(DATA PROVIDED)

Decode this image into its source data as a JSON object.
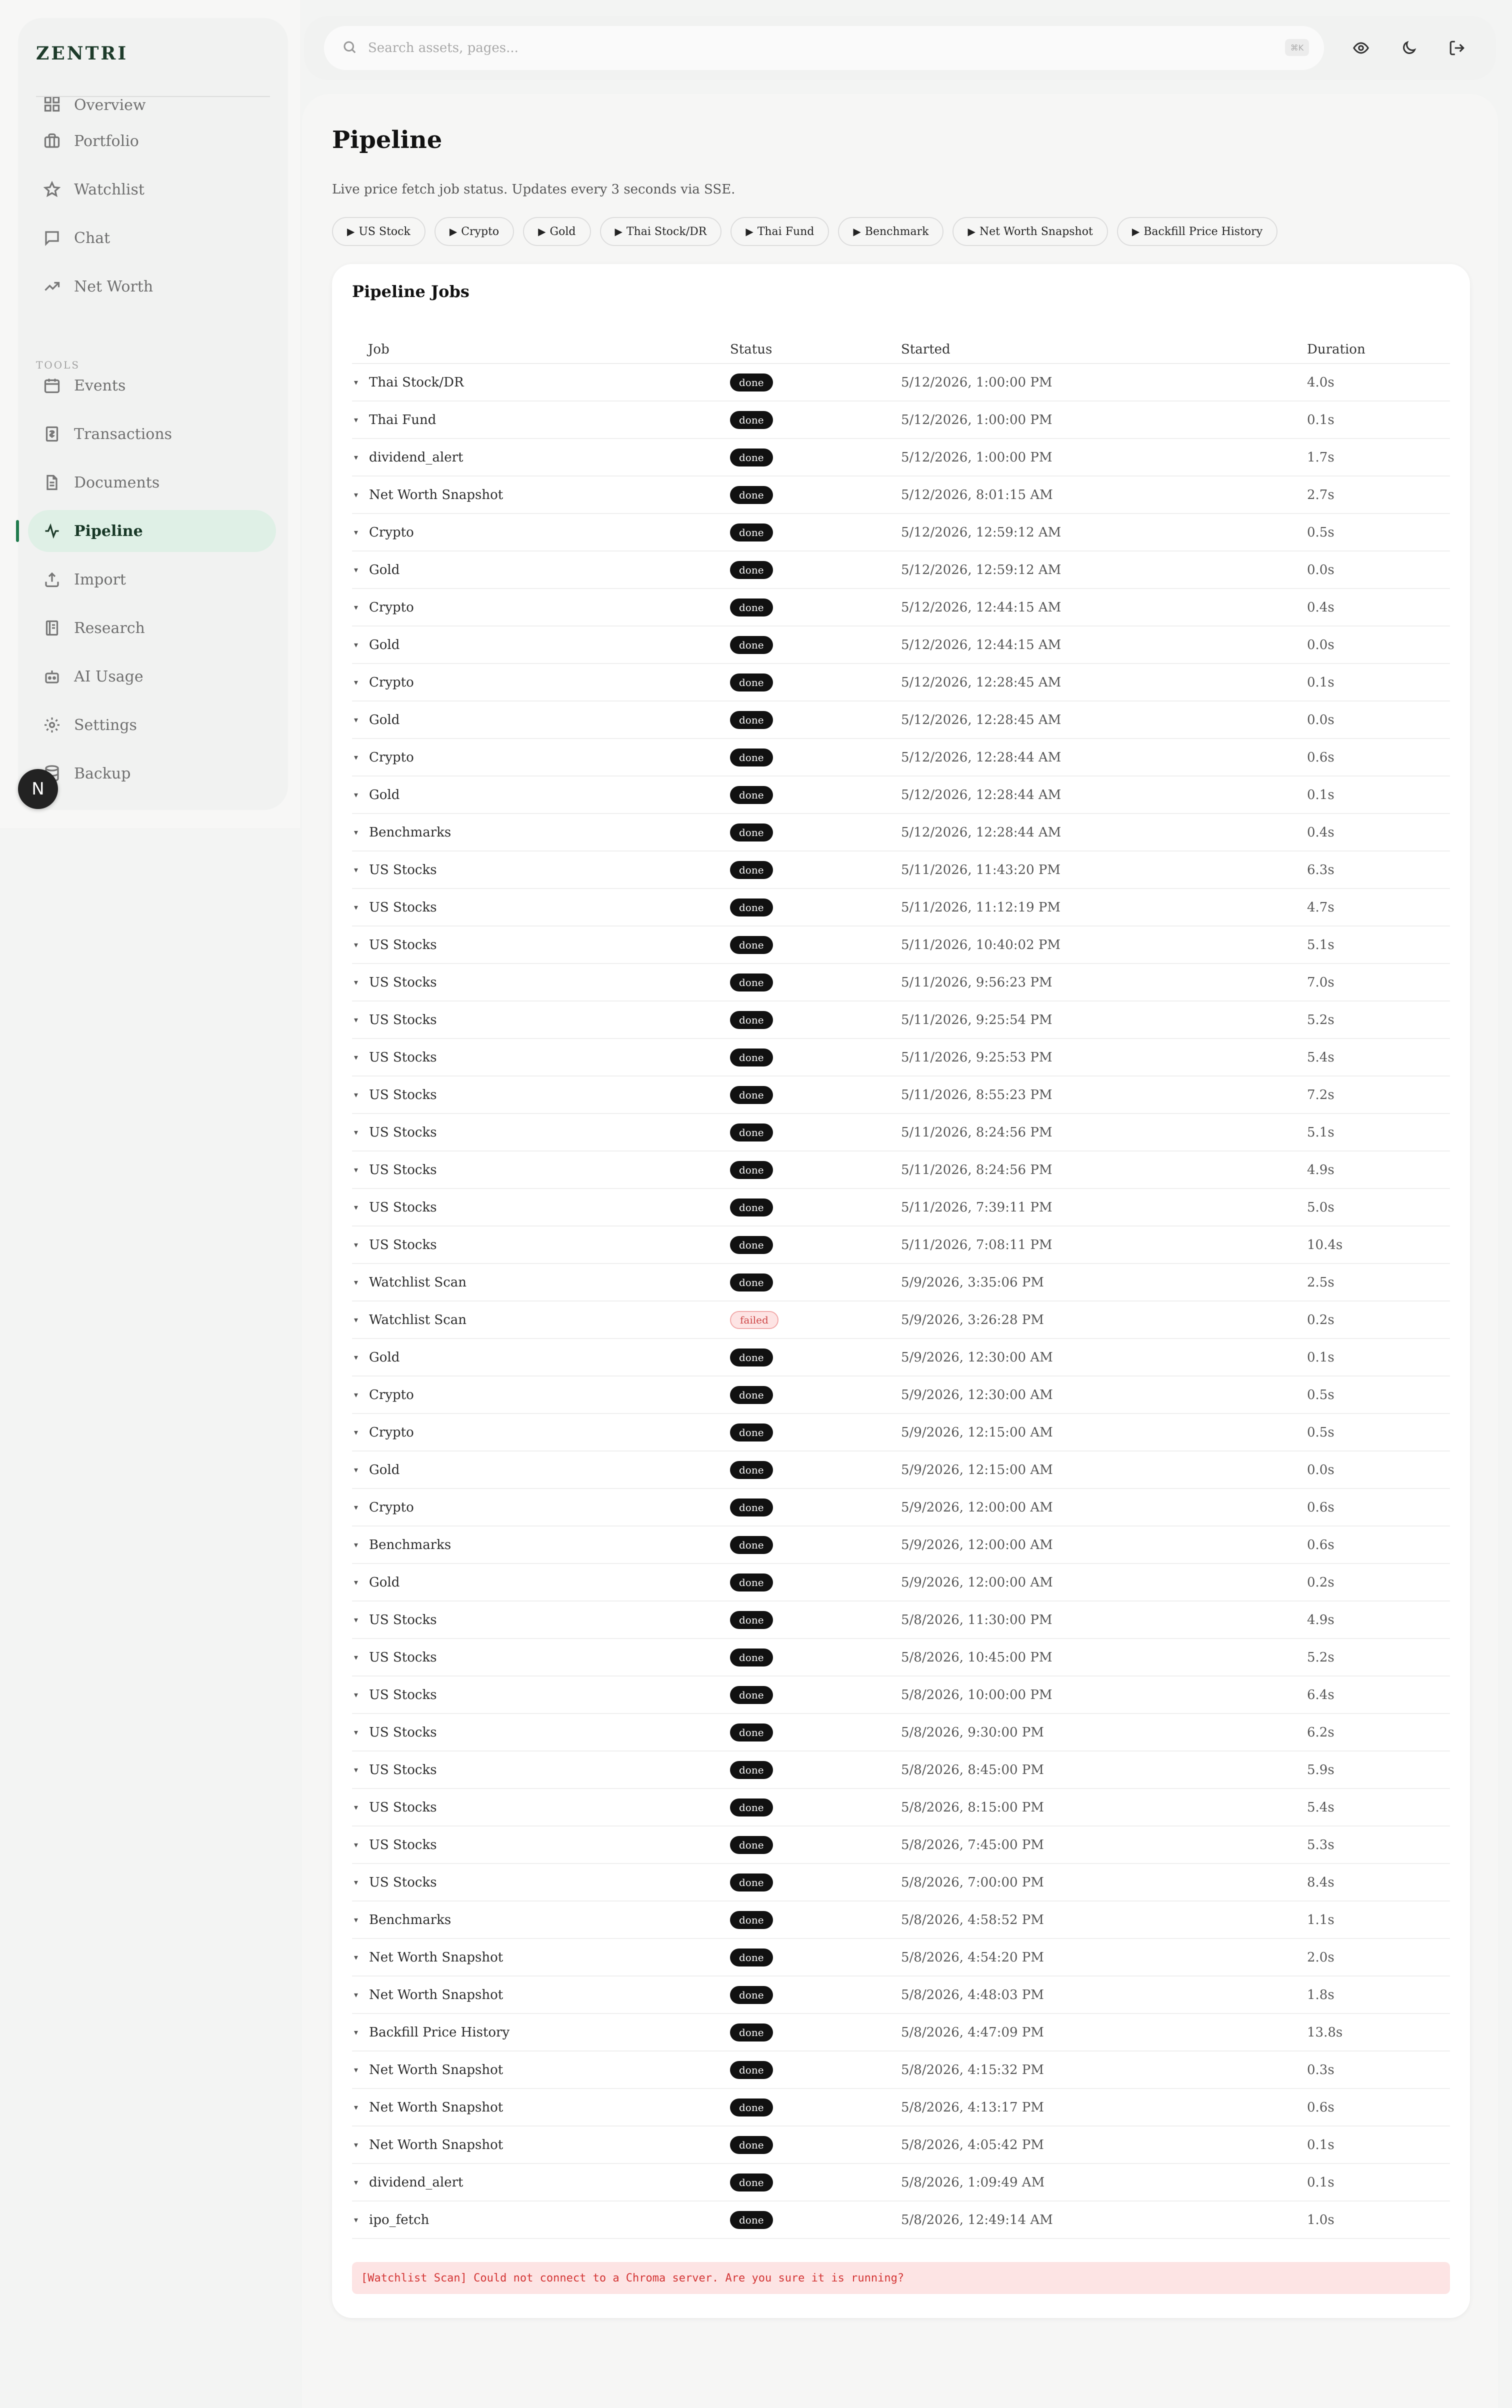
{
  "brand": "ZENTRI",
  "sidebar": {
    "clipped_item": "Overview",
    "items": [
      {
        "label": "Portfolio",
        "icon": "briefcase-icon"
      },
      {
        "label": "Watchlist",
        "icon": "star-icon"
      },
      {
        "label": "Chat",
        "icon": "chat-icon"
      },
      {
        "label": "Net Worth",
        "icon": "trending-up-icon"
      }
    ],
    "tools_label": "TOOLS",
    "tools": [
      {
        "label": "Events",
        "icon": "calendar-icon"
      },
      {
        "label": "Transactions",
        "icon": "receipt-icon"
      },
      {
        "label": "Documents",
        "icon": "document-icon"
      },
      {
        "label": "Pipeline",
        "icon": "activity-icon",
        "active": true
      },
      {
        "label": "Import",
        "icon": "upload-icon"
      },
      {
        "label": "Research",
        "icon": "notebook-icon"
      },
      {
        "label": "AI Usage",
        "icon": "bot-icon"
      },
      {
        "label": "Settings",
        "icon": "gear-icon"
      },
      {
        "label": "Backup",
        "icon": "database-icon"
      }
    ],
    "badge": "N"
  },
  "search": {
    "placeholder": "Search assets, pages...",
    "value": "",
    "shortcut": "⌘K"
  },
  "page": {
    "title": "Pipeline",
    "subtitle": "Live price fetch job status. Updates every 3 seconds via SSE."
  },
  "actions": [
    "US Stock",
    "Crypto",
    "Gold",
    "Thai Stock/DR",
    "Thai Fund",
    "Benchmark",
    "Net Worth Snapshot",
    "Backfill Price History"
  ],
  "jobs": {
    "title": "Pipeline Jobs",
    "columns": {
      "job": "Job",
      "status": "Status",
      "started": "Started",
      "duration": "Duration"
    },
    "rows": [
      {
        "job": "Thai Stock/DR",
        "status": "done",
        "started": "5/12/2026, 1:00:00 PM",
        "duration": "4.0s"
      },
      {
        "job": "Thai Fund",
        "status": "done",
        "started": "5/12/2026, 1:00:00 PM",
        "duration": "0.1s"
      },
      {
        "job": "dividend_alert",
        "status": "done",
        "started": "5/12/2026, 1:00:00 PM",
        "duration": "1.7s"
      },
      {
        "job": "Net Worth Snapshot",
        "status": "done",
        "started": "5/12/2026, 8:01:15 AM",
        "duration": "2.7s"
      },
      {
        "job": "Crypto",
        "status": "done",
        "started": "5/12/2026, 12:59:12 AM",
        "duration": "0.5s"
      },
      {
        "job": "Gold",
        "status": "done",
        "started": "5/12/2026, 12:59:12 AM",
        "duration": "0.0s"
      },
      {
        "job": "Crypto",
        "status": "done",
        "started": "5/12/2026, 12:44:15 AM",
        "duration": "0.4s"
      },
      {
        "job": "Gold",
        "status": "done",
        "started": "5/12/2026, 12:44:15 AM",
        "duration": "0.0s"
      },
      {
        "job": "Crypto",
        "status": "done",
        "started": "5/12/2026, 12:28:45 AM",
        "duration": "0.1s"
      },
      {
        "job": "Gold",
        "status": "done",
        "started": "5/12/2026, 12:28:45 AM",
        "duration": "0.0s"
      },
      {
        "job": "Crypto",
        "status": "done",
        "started": "5/12/2026, 12:28:44 AM",
        "duration": "0.6s"
      },
      {
        "job": "Gold",
        "status": "done",
        "started": "5/12/2026, 12:28:44 AM",
        "duration": "0.1s"
      },
      {
        "job": "Benchmarks",
        "status": "done",
        "started": "5/12/2026, 12:28:44 AM",
        "duration": "0.4s"
      },
      {
        "job": "US Stocks",
        "status": "done",
        "started": "5/11/2026, 11:43:20 PM",
        "duration": "6.3s"
      },
      {
        "job": "US Stocks",
        "status": "done",
        "started": "5/11/2026, 11:12:19 PM",
        "duration": "4.7s"
      },
      {
        "job": "US Stocks",
        "status": "done",
        "started": "5/11/2026, 10:40:02 PM",
        "duration": "5.1s"
      },
      {
        "job": "US Stocks",
        "status": "done",
        "started": "5/11/2026, 9:56:23 PM",
        "duration": "7.0s"
      },
      {
        "job": "US Stocks",
        "status": "done",
        "started": "5/11/2026, 9:25:54 PM",
        "duration": "5.2s"
      },
      {
        "job": "US Stocks",
        "status": "done",
        "started": "5/11/2026, 9:25:53 PM",
        "duration": "5.4s"
      },
      {
        "job": "US Stocks",
        "status": "done",
        "started": "5/11/2026, 8:55:23 PM",
        "duration": "7.2s"
      },
      {
        "job": "US Stocks",
        "status": "done",
        "started": "5/11/2026, 8:24:56 PM",
        "duration": "5.1s"
      },
      {
        "job": "US Stocks",
        "status": "done",
        "started": "5/11/2026, 8:24:56 PM",
        "duration": "4.9s"
      },
      {
        "job": "US Stocks",
        "status": "done",
        "started": "5/11/2026, 7:39:11 PM",
        "duration": "5.0s"
      },
      {
        "job": "US Stocks",
        "status": "done",
        "started": "5/11/2026, 7:08:11 PM",
        "duration": "10.4s"
      },
      {
        "job": "Watchlist Scan",
        "status": "done",
        "started": "5/9/2026, 3:35:06 PM",
        "duration": "2.5s"
      },
      {
        "job": "Watchlist Scan",
        "status": "failed",
        "started": "5/9/2026, 3:26:28 PM",
        "duration": "0.2s"
      },
      {
        "job": "Gold",
        "status": "done",
        "started": "5/9/2026, 12:30:00 AM",
        "duration": "0.1s"
      },
      {
        "job": "Crypto",
        "status": "done",
        "started": "5/9/2026, 12:30:00 AM",
        "duration": "0.5s"
      },
      {
        "job": "Crypto",
        "status": "done",
        "started": "5/9/2026, 12:15:00 AM",
        "duration": "0.5s"
      },
      {
        "job": "Gold",
        "status": "done",
        "started": "5/9/2026, 12:15:00 AM",
        "duration": "0.0s"
      },
      {
        "job": "Crypto",
        "status": "done",
        "started": "5/9/2026, 12:00:00 AM",
        "duration": "0.6s"
      },
      {
        "job": "Benchmarks",
        "status": "done",
        "started": "5/9/2026, 12:00:00 AM",
        "duration": "0.6s"
      },
      {
        "job": "Gold",
        "status": "done",
        "started": "5/9/2026, 12:00:00 AM",
        "duration": "0.2s"
      },
      {
        "job": "US Stocks",
        "status": "done",
        "started": "5/8/2026, 11:30:00 PM",
        "duration": "4.9s"
      },
      {
        "job": "US Stocks",
        "status": "done",
        "started": "5/8/2026, 10:45:00 PM",
        "duration": "5.2s"
      },
      {
        "job": "US Stocks",
        "status": "done",
        "started": "5/8/2026, 10:00:00 PM",
        "duration": "6.4s"
      },
      {
        "job": "US Stocks",
        "status": "done",
        "started": "5/8/2026, 9:30:00 PM",
        "duration": "6.2s"
      },
      {
        "job": "US Stocks",
        "status": "done",
        "started": "5/8/2026, 8:45:00 PM",
        "duration": "5.9s"
      },
      {
        "job": "US Stocks",
        "status": "done",
        "started": "5/8/2026, 8:15:00 PM",
        "duration": "5.4s"
      },
      {
        "job": "US Stocks",
        "status": "done",
        "started": "5/8/2026, 7:45:00 PM",
        "duration": "5.3s"
      },
      {
        "job": "US Stocks",
        "status": "done",
        "started": "5/8/2026, 7:00:00 PM",
        "duration": "8.4s"
      },
      {
        "job": "Benchmarks",
        "status": "done",
        "started": "5/8/2026, 4:58:52 PM",
        "duration": "1.1s"
      },
      {
        "job": "Net Worth Snapshot",
        "status": "done",
        "started": "5/8/2026, 4:54:20 PM",
        "duration": "2.0s"
      },
      {
        "job": "Net Worth Snapshot",
        "status": "done",
        "started": "5/8/2026, 4:48:03 PM",
        "duration": "1.8s"
      },
      {
        "job": "Backfill Price History",
        "status": "done",
        "started": "5/8/2026, 4:47:09 PM",
        "duration": "13.8s"
      },
      {
        "job": "Net Worth Snapshot",
        "status": "done",
        "started": "5/8/2026, 4:15:32 PM",
        "duration": "0.3s"
      },
      {
        "job": "Net Worth Snapshot",
        "status": "done",
        "started": "5/8/2026, 4:13:17 PM",
        "duration": "0.6s"
      },
      {
        "job": "Net Worth Snapshot",
        "status": "done",
        "started": "5/8/2026, 4:05:42 PM",
        "duration": "0.1s"
      },
      {
        "job": "dividend_alert",
        "status": "done",
        "started": "5/8/2026, 1:09:49 AM",
        "duration": "0.1s"
      },
      {
        "job": "ipo_fetch",
        "status": "done",
        "started": "5/8/2026, 12:49:14 AM",
        "duration": "1.0s"
      }
    ],
    "error": "[Watchlist Scan] Could not connect to a Chroma server. Are you sure it is running?"
  },
  "colors": {
    "accent": "#1f7a4c",
    "active_bg": "#dff0e6",
    "done_badge": "#111111",
    "failed_badge": "#fde4e4",
    "error_text": "#d33333"
  }
}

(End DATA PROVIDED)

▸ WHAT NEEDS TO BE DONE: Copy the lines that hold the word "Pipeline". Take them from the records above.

▸ PROBLEM SOLUTION:
        "label": "Pipeline",
    "title": "Pipeline",
    "title": "Pipeline Jobs",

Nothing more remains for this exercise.